The film may sound like Dirty Harry and the Hmongs in outline, but really the focus is on Harry--like any mature filmmaker, Eastwood's started looking back on his career, rethinking and recasting figures from the past. Akira Kurosawa gave us an Toshiro Mifune playing an ambitious Macbeth in Kumonosu jo (Throne of Blood, 1957), resurrected a similar figure decades later in Tatsuya Nakadai's King Lear figure in Ran (1985), then introduced a mellower, smaller-scaled version of his aging hero in Madadayo (1993); John Ford cast John Wayne as a dashing if somewhat naïve bandit in Stagecoach (1939), then much later turned him into a frighteningly bitter vigilante in The Searchers (1956). Harry thanks to Seigel's urban mythmaking became icon as well as iconoclast; Eastwood shows the loneliness, the need inside of him to reach out to people, to establish a meaningful relationship of some kind, to matter to someone once again.
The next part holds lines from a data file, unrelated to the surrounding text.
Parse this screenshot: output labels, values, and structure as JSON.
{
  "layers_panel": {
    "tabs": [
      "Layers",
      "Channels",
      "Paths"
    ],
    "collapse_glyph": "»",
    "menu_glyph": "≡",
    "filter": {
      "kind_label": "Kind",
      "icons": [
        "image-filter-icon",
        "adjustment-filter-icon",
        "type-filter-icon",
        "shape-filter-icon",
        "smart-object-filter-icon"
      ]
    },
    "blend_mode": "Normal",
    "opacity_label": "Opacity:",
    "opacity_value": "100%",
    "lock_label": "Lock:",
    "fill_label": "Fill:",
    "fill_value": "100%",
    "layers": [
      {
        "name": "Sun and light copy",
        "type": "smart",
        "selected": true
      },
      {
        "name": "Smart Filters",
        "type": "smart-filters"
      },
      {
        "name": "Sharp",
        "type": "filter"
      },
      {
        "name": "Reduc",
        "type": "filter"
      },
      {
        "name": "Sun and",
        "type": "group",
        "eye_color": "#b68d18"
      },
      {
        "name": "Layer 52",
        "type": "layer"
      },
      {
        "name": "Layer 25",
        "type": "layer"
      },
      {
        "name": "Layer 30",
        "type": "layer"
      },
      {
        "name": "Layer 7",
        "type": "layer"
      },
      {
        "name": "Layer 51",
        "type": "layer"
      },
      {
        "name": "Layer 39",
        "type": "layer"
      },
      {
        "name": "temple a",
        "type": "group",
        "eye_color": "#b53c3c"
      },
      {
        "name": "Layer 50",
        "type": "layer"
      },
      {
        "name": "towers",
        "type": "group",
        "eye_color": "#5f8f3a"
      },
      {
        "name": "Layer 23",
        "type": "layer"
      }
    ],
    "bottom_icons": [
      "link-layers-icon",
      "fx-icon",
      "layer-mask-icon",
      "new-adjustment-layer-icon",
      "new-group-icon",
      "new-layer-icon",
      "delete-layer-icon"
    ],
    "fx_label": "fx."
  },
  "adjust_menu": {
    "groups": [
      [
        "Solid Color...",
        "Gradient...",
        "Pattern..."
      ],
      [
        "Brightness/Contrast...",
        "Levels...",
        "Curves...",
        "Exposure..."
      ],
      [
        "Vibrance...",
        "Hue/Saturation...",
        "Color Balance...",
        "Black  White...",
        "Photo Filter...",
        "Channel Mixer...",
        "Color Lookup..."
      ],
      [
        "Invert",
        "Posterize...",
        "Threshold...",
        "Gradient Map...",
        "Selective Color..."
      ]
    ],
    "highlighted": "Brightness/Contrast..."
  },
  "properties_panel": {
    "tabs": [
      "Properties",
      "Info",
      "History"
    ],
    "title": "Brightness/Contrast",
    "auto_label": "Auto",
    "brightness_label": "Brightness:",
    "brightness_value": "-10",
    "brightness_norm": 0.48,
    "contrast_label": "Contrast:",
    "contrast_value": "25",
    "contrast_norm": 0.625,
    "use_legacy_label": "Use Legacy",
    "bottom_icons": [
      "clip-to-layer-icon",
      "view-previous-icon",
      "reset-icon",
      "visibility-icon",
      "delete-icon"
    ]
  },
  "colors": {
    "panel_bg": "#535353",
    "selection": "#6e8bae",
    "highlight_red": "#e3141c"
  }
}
Eastwood's storytelling here, unlike say in his previous effort Changeling, is refreshingly bright and straightforward--Eastwood's always been a practitioner of meat-and-potatoes storytelling (allowing for the occasional lengthy handheld shot), and I for one prefer it when he relaxes into this default style of his, rather than straining for one somewhat different from his own (and it isn't as if that style never made for compelling cinema--look at Eastwood's A Perfect World (1993), easily my favorite of his works, or the final ten minutes of this film, both occasions where the camera achieves a languorous, almost surreal lucidity).
As for the ending--well, there are melodramatic finishes, and there are melodramatic finishes, and then there are melodramatic finishes, and Eastwood's final confrontation with the villainous Hmong gang is nothing if not melodramatic. All I can say is that Eastwood pulls off a neat little bit of outdoor theater (not to mention a serious mindfuck) on the gang, one that's carefully prepared for and thoroughly foreshadowed--no deus ex machina here, only a soberly arrived-at, carefully thought-out decision on a life-changing event. One can take or leave the sound of Eastwood's voice croaking mournfully away on the end credits (not that I'm an expert, but I don't think he's bad)--you find yourself either bent over laughing, clapping your hands to your ears, or (The horror! The horror!) wiping away a tear or two for poor Harry.
I know, I know, the man's name in this film is actually Walt--but whom are we fooling? Eastwood feels strongly enough about a bit of unfinished business that he devotes a whole film on finishing said business (it's a possible commentary on the regard--or relative lack of-- Eastwood has for Harry that the film for the most part is a lighthearted race-relations comedy, with guilt, loneliness and anguish a buried (carefully or not may be a matter of opinion) subtext). This is Harry's swansong, his last chance at playing civilization's champion and white man's scapegoat, all rolled up in one grizzled and crinkly package, and he takes advantage of it to the fullest; I for one don't begrudge him this final burst of energy at all, at all.
First published in Businessworld, 2.20.09